I saw a sign in the window of a gift shop in Ventura a few years ago: Home is where you are right now. OK, maybe that's what it is. And like Hillary Clinton says, "Grow where you're planted." Stop "dreying your kup" - stop making yourself crazy about semantics and just be, in this moment, where you are. Maybe.
Our sisterhood program tonight is about relocation. The women on our panel were all born somewhere else - France, Siberia, Israel, Cuba, Uruguay, Iran. They came here when they were old enough to know they were leaving what they thought of as home. Was that a good thing? Were they fleeing persecution and grateful to be here? Were they happy where they were and miserable here? We'll soon learn. But I wonder: where is "home" to them? Where they were born? Los Angeles? And at what point did "home" change meaning for them?

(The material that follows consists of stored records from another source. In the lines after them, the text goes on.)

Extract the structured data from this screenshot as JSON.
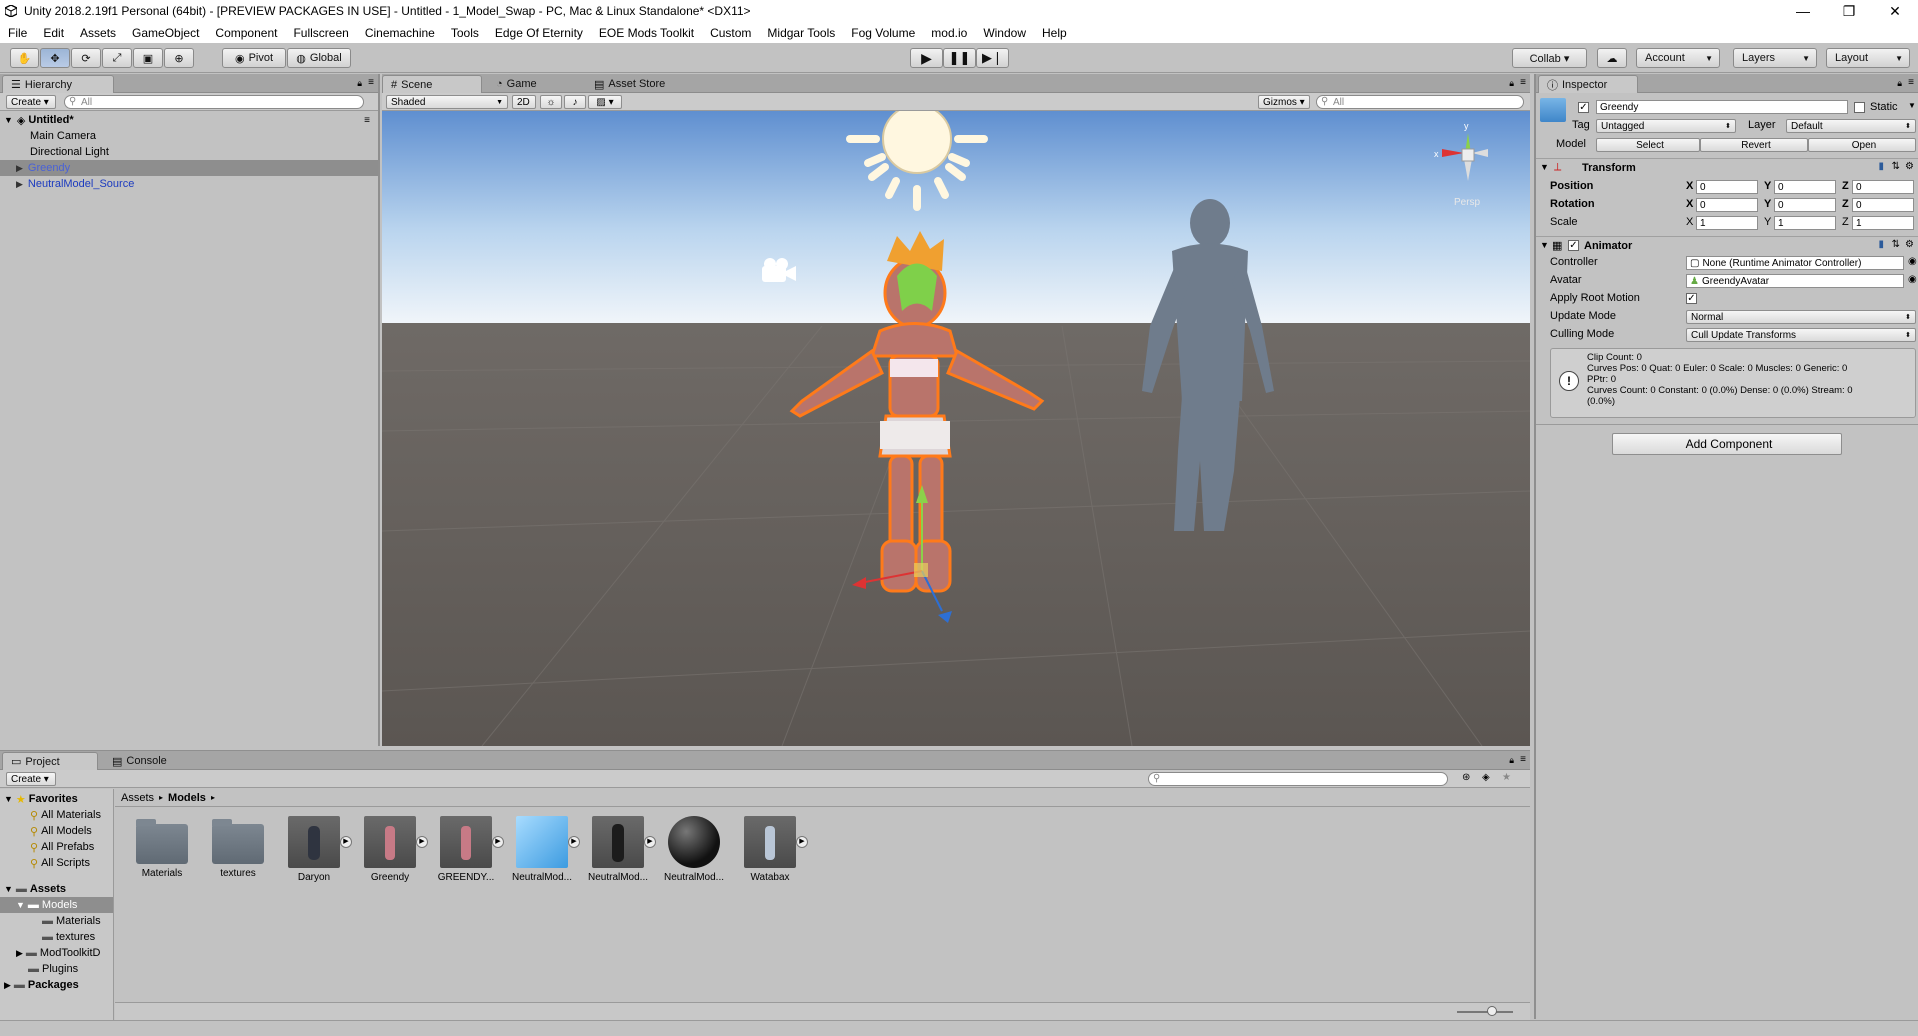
{
  "window": {
    "title": "Unity 2018.2.19f1 Personal (64bit) - [PREVIEW PACKAGES IN USE] - Untitled - 1_Model_Swap - PC, Mac & Linux Standalone* <DX11>",
    "minimize": "—",
    "maximize": "❐",
    "close": "✕"
  },
  "menu": [
    "File",
    "Edit",
    "Assets",
    "GameObject",
    "Component",
    "Fullscreen",
    "Cinemachine",
    "Tools",
    "Edge Of Eternity",
    "EOE Mods Toolkit",
    "Custom",
    "Midgar Tools",
    "Fog Volume",
    "mod.io",
    "Window",
    "Help"
  ],
  "toolbar": {
    "pivot": "Pivot",
    "global": "Global",
    "collab": "Collab ▾",
    "account": "Account",
    "layers": "Layers",
    "layout": "Layout"
  },
  "hierarchy": {
    "tab": "Hierarchy",
    "create": "Create ▾",
    "search_placeholder": "All",
    "scene": "Untitled*",
    "items": [
      "Main Camera",
      "Directional Light",
      "Greendy",
      "NeutralModel_Source"
    ]
  },
  "scene": {
    "tabs": [
      "Scene",
      "Game",
      "Asset Store"
    ],
    "shading": "Shaded",
    "mode2d": "2D",
    "gizmos": "Gizmos ▾",
    "search_placeholder": "All",
    "persp": "Persp"
  },
  "inspector": {
    "tab": "Inspector",
    "name": "Greendy",
    "static": "Static",
    "tag_label": "Tag",
    "tag": "Untagged",
    "layer_label": "Layer",
    "layer": "Default",
    "model_label": "Model",
    "select": "Select",
    "revert": "Revert",
    "open": "Open",
    "transform": {
      "title": "Transform",
      "position": "Position",
      "rotation": "Rotation",
      "scale": "Scale",
      "pos": [
        "0",
        "0",
        "0"
      ],
      "rot": [
        "0",
        "0",
        "0"
      ],
      "scl": [
        "1",
        "1",
        "1"
      ]
    },
    "animator": {
      "title": "Animator",
      "controller_label": "Controller",
      "controller": "None (Runtime Animator Controller)",
      "avatar_label": "Avatar",
      "avatar": "GreendyAvatar",
      "root_motion": "Apply Root Motion",
      "update_mode_label": "Update Mode",
      "update_mode": "Normal",
      "culling_label": "Culling Mode",
      "culling": "Cull Update Transforms",
      "info": [
        "Clip Count: 0",
        "Curves Pos: 0 Quat: 0 Euler: 0 Scale: 0 Muscles: 0 Generic: 0",
        "PPtr: 0",
        "Curves Count: 0 Constant: 0 (0.0%) Dense: 0 (0.0%) Stream: 0",
        "(0.0%)"
      ]
    },
    "add_component": "Add Component"
  },
  "project": {
    "tabs": [
      "Project",
      "Console"
    ],
    "create": "Create ▾",
    "breadcrumb": [
      "Assets",
      "Models"
    ],
    "favorites_title": "Favorites",
    "favorites": [
      "All Materials",
      "All Models",
      "All Prefabs",
      "All Scripts"
    ],
    "assets_title": "Assets",
    "tree": [
      "Models",
      "Materials",
      "textures",
      "ModToolkitD",
      "Plugins"
    ],
    "packages": "Packages",
    "assets": [
      "Materials",
      "textures",
      "Daryon",
      "Greendy",
      "GREENDY...",
      "NeutralMod...",
      "NeutralMod...",
      "NeutralMod...",
      "Watabax"
    ]
  }
}
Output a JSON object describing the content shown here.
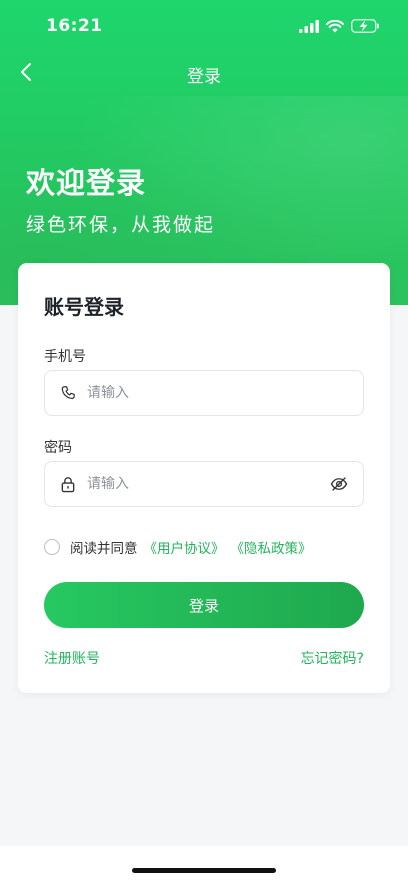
{
  "status_bar": {
    "time": "16:21"
  },
  "nav": {
    "title": "登录"
  },
  "hero": {
    "title": "欢迎登录",
    "subtitle": "绿色环保，从我做起"
  },
  "card": {
    "title": "账号登录",
    "phone": {
      "label": "手机号",
      "placeholder": "请输入",
      "value": ""
    },
    "password": {
      "label": "密码",
      "placeholder": "请输入",
      "value": ""
    },
    "agreement": {
      "text": "阅读并同意",
      "user_agreement": "《用户协议》",
      "privacy_policy": "《隐私政策》",
      "checked": false
    },
    "login_button": "登录",
    "register_link": "注册账号",
    "forgot_link": "忘记密码?"
  },
  "colors": {
    "brand_green": "#22cc64",
    "link_green": "#22b45b",
    "button_start": "#27c862",
    "button_end": "#1fa84e"
  },
  "icons": {
    "back": "chevron-left-icon",
    "phone": "phone-icon",
    "lock": "lock-icon",
    "eye": "eye-off-icon",
    "signal": "signal-icon",
    "wifi": "wifi-icon",
    "battery": "battery-charging-icon"
  }
}
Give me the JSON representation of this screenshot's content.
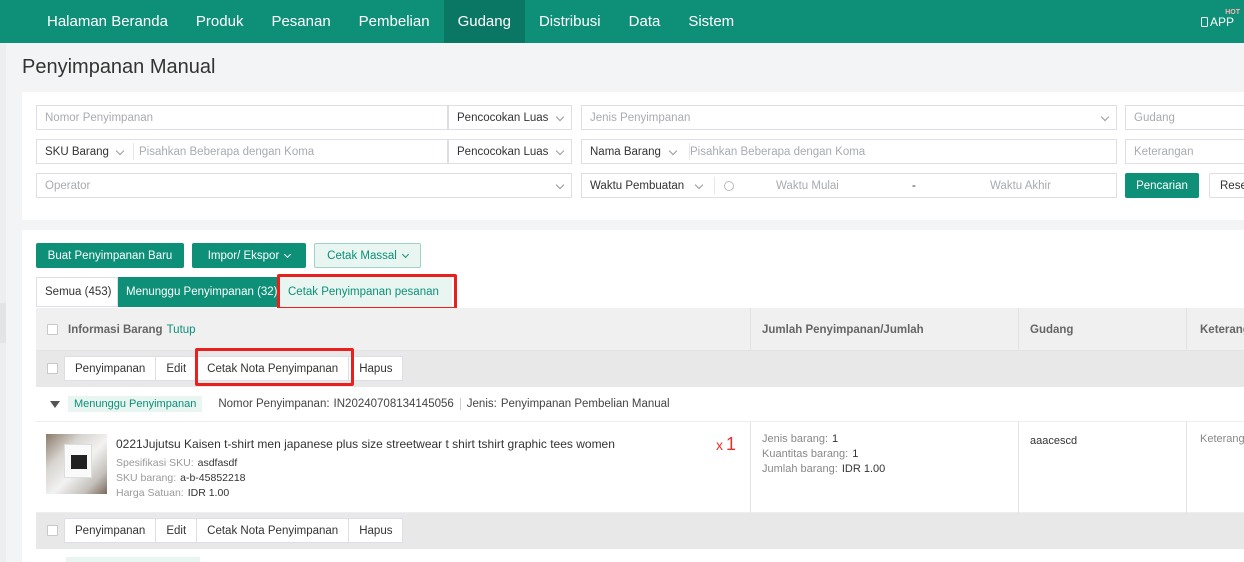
{
  "nav": {
    "items": [
      "Halaman Beranda",
      "Produk",
      "Pesanan",
      "Pembelian",
      "Gudang",
      "Distribusi",
      "Data",
      "Sistem"
    ],
    "active_index": 4,
    "app_label": "APP",
    "app_badge": "HOT",
    "app_icon": "phone-icon"
  },
  "page": {
    "title": "Penyimpanan Manual"
  },
  "filters": {
    "nomor_placeholder": "Nomor Penyimpanan",
    "match_mode_1": "Pencocokan Luas",
    "jenis_placeholder": "Jenis Penyimpanan",
    "gudang_placeholder": "Gudang",
    "sku_select": "SKU Barang",
    "sku_placeholder": "Pisahkan Beberapa dengan Koma",
    "match_mode_2": "Pencocokan Luas",
    "nama_select": "Nama Barang",
    "nama_placeholder": "Pisahkan Beberapa dengan Koma",
    "keterangan_placeholder": "Keterangan",
    "operator_placeholder": "Operator",
    "time_select": "Waktu Pembuatan",
    "time_start": "Waktu Mulai",
    "time_sep": "-",
    "time_end": "Waktu Akhir",
    "search_button": "Pencarian",
    "reset_button": "Reset"
  },
  "actions": {
    "create": "Buat Penyimpanan Baru",
    "import_export": "Impor/ Ekspor",
    "bulk_print": "Cetak Massal"
  },
  "tabs": [
    {
      "label": "Semua (453)"
    },
    {
      "label": "Menunggu Penyimpanan (32)"
    },
    {
      "label": "Cetak Penyimpanan pesanan"
    }
  ],
  "table": {
    "col_info": "Informasi Barang",
    "col_info_toggle": "Tutup",
    "col_qty": "Jumlah Penyimpanan/Jumlah",
    "col_gudang": "Gudang",
    "col_keterangan": "Keterangan"
  },
  "row_ops": [
    "Penyimpanan",
    "Edit",
    "Cetak Nota Penyimpanan",
    "Hapus"
  ],
  "order": {
    "status": "Menunggu Penyimpanan",
    "number_label": "Nomor Penyimpanan:",
    "number": "IN20240708134145056",
    "type_label": "Jenis:",
    "type": "Penyimpanan Pembelian Manual",
    "item": {
      "name": "0221Jujutsu Kaisen t-shirt men japanese plus size streetwear t shirt tshirt graphic tees women",
      "spec_label": "Spesifikasi SKU:",
      "spec": "asdfasdf",
      "sku_label": "SKU barang:",
      "sku": "a-b-45852218",
      "price_label": "Harga Satuan:",
      "price": "IDR 1.00",
      "qty_prefix": "x",
      "qty": "1"
    },
    "summary": {
      "jenis_label": "Jenis barang:",
      "jenis": "1",
      "kuantitas_label": "Kuantitas barang:",
      "kuantitas": "1",
      "jumlah_label": "Jumlah barang:",
      "jumlah": "IDR 1.00"
    },
    "gudang": "aaacescd",
    "keterangan": "Keterangan"
  }
}
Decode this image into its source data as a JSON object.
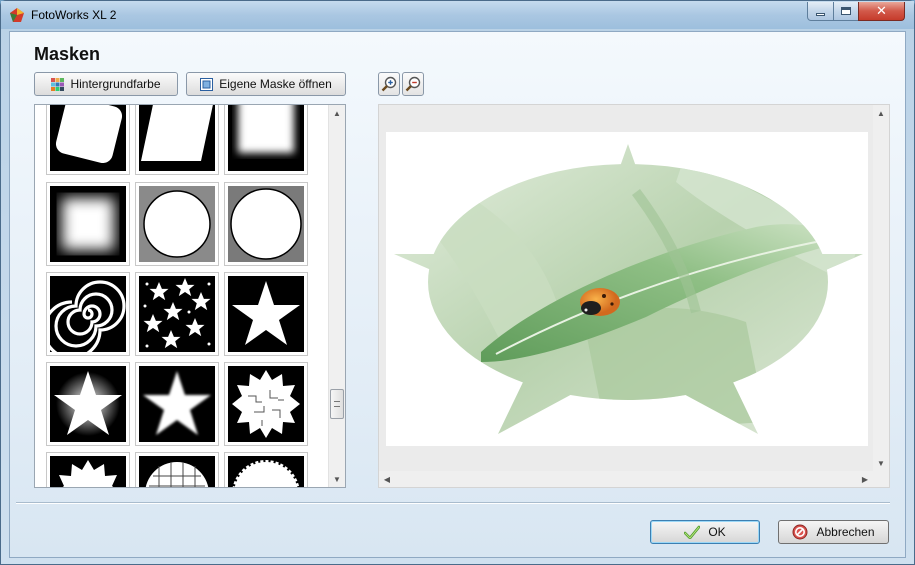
{
  "window": {
    "title": "FotoWorks XL 2",
    "app_icon": "fotoworks-logo-icon"
  },
  "header": {
    "title": "Masken"
  },
  "toolbar": {
    "background_color_label": "Hintergrundfarbe",
    "background_color_icon": "color-grid-icon",
    "open_mask_label": "Eigene Maske öffnen",
    "open_mask_icon": "mask-frame-icon",
    "zoom_in_icon": "zoom-in-icon",
    "zoom_out_icon": "zoom-out-icon"
  },
  "mask_list": {
    "items": [
      "rotated-rounded-square",
      "parallelogram",
      "soft-square",
      "blurred-square",
      "circle-on-gray",
      "circle-on-dark-gray",
      "spiral",
      "scattered-stars",
      "star",
      "star-glow",
      "soft-star",
      "puzzle-burst",
      "jagged-burst",
      "mosaic-burst",
      "jagged-circle"
    ]
  },
  "preview": {
    "subject": "ladybug on green leaf with star and ellipse mask"
  },
  "footer": {
    "ok_label": "OK",
    "ok_icon": "checkmark-icon",
    "cancel_label": "Abbrechen",
    "cancel_icon": "cancel-icon"
  },
  "colors": {
    "accent": "#3c7fb1",
    "leaf_green": "#6fa86a"
  }
}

I must tell you, though, that two years ago I had an "aha!" moment. I had come to this synagogue to observe my mother's yahrzeit [anniversary of her death]. I'd never been here before, and when I came to morning minyan [daily service] I didn't know a soul in the room. But I stood to say Kaddish and realized something stunning - I'd been here before. There was an ark with a Torah scroll in it. There was a ner tamid [eternal light]. The words I was saying, I'd said in communities around the world. And everyone knew where to respond "amen."
We Jews are turtles. Home has become such a transitory notion to us, having been expelled from one country after another, then having had to flee persecution from countries who didn't expel us so much as make the water too hot for us to stay, that we have had to narrow the definition of home. And we carry our homes with us. Our candle sticks, our Torahs, our talleisim [prayer shawls] and prayerbooks and Bibles, our values and our national memories are all portable. And wherever we are, we can reconstruct our homes with the things we brought with us. I live in a house where nothing speaks of my history and memories. Yet, in my room, there's a mezuzah on the door (and I can tell you who gave it to me) and candle sticks on the dresser and a prayerbook and Tanakh [Bible] in the book case. They go everywhere with me. They create my home for me. And the blessing of being Jewish, born of the curse of our constant wanderings, is that we do rebuild our home, wherever we are, as individuals and as communities.
The sign was right: Home is where you are right now.